If you’ve used Siri, Alexa, or Google Assistant, you’re already familiar with how Chatbot works. It is a program that allows you to interact with your computer by talking to it. At least he’s trying to talk to you. Historically, chatbots have been pretty clunky and not all that useful.
Now everything has changed significantly. We use voice assistants all the time, and they almost always know what we mean. Log into just about any commercial site, and the little messaging app that comes up probably doesn’t have a real person offering you help.
Chatbots are revolutionizing the way we use computers, but modern chatbots are difficult to program and time consuming to learn. This is why we now have many companies offering chatbot builders to (relatively) simplify this process.
IBM, the leader in artificial intelligence technology that powers the world’s best chatbots, offers a chatbot creation tool that you can try for free. It’s called IBM Watson Assistant and allows anyone to use one of the most advanced artificial intelligence systems in existence.
You may have heard of Watson before, especially when he defeated human opponents in Jeopardy! It’s not just a toy, you can build a viable chatbot using their technology and then integrate it into your business. or personal use cases.
A free account allows you to make up to 10,000 API calls to Watson Assistant .per month. For most personal users, this will be more than enough. Of course, that’s enough for what we’re going to do here!
Divide it into essentials
Before we get into the basics of building a chatbot with Watson Assistant, let’s talk about what we want to achieve.
The main purpose of a chatbot is to interpret what the user is saying and then figure out what to do about it. Watson Assistant .has something called an intent , which is essentially an action that the user wants to take.
For example, someone wants to know if you have a specific item in stock. In this case, Watson Assistant .can be integrated with your database and then get accurate inventory levels from there.
The intent is for objects that contain relevant information that Watson will use to respond.
When you create your chatbot, you follow a three-step cycle:
- Create intents and entities
- Create a dialog tree
- Put your chatbot to the test!
In this tutorial, we’ll go through one iteration of this loop to show you the basic building block of the Watson chatbot.
The first thing you need to do is go to the Watson Assistant . page and register. We have used the free “Lite” package, which allows you to create any chatbot without any obligation. Just click “Start Free” and follow the instructions.
Now click “Create”.
Now, just name your workspace and add a description.
Before we add our own intent, the first thing you need to do is add a few generic intents that IBM has already prepared for us. This saves you the trouble of teaching your bot the basics of conversation from scratch every time.

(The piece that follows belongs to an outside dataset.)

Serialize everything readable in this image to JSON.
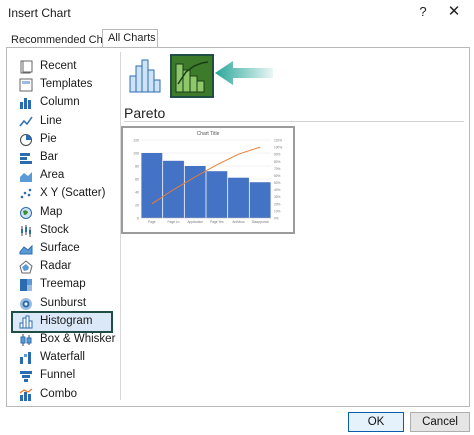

To do this, under Intentions, click Content Directory , and then click Add to Stage next to the General category.
The bot can now understand general dialogue such as greetings. To see how this works, click the Dialogue tab and click Create Dialogue. Two conversation nodes will be automatically generated – “Welcome” and “Everything Else”.
Click “Welcome” to expand it.
Here you can see the basic structure of the dialog node. If the bot recognizes a certain condition (for example, intent), it will react as you define.
While we didn’t create a specific intent in this case, let’s go to the Intentions tab and look at an intent called #General_Greetings. Just click #General_Greetings in the intent list to open it.
This is exactly how you should make your own intention. Give it a name, give it a description, and add as many ways as you can think of so the user can indicate that intent. Here IBM has already done all the work for us, but it’s clear how it works. You can also change this existing intent by adding more examples. Perhaps in your local dialect.
We’re going to use this intent as part of our chatbot dialog, so go back to the dialog tab and click Create Dialog. Our custom dialog will take place between the Welcome and Anything else nodes. All you have to do is click on Add Node.
We’re going to call this node Friendly Greetings and use the #General_Greetings intent to enable it. So under “If the bot recognizes” just enter the intent name and select it from the drop-down menu.
Now we leave our response as “text” and write what we want the bot to say in response to our greeting.
You can close the dialog by pressing the X button. We should now have a bot that can respond to a simple greeting. Click the “Try” button in the upper right corner of the page to test the bot we created. Enter “Hello” in the chat panel that appears and see what happens.
Wow! Watson realizes that we want to greet him, and then uses the rules specified in the dialog builder to respond. Congratulations, you’ve just gone through one complete chatbot creation cycle!
While you can build a pretty awesome chatbot using this basic loop of steps, Watson Assistant .is of course much more than that. Using all the capabilities of this tool, you can create a bot that will take care of the booking or present the user with a list of products that are in stock.
There is no limit to the possibilities and you don’t need to be a high-tech genius to get started. IBM has a variety of tutorial videos and documents to help you become a chatbot master. Now that you’ve tried it, nothing should be holding you back!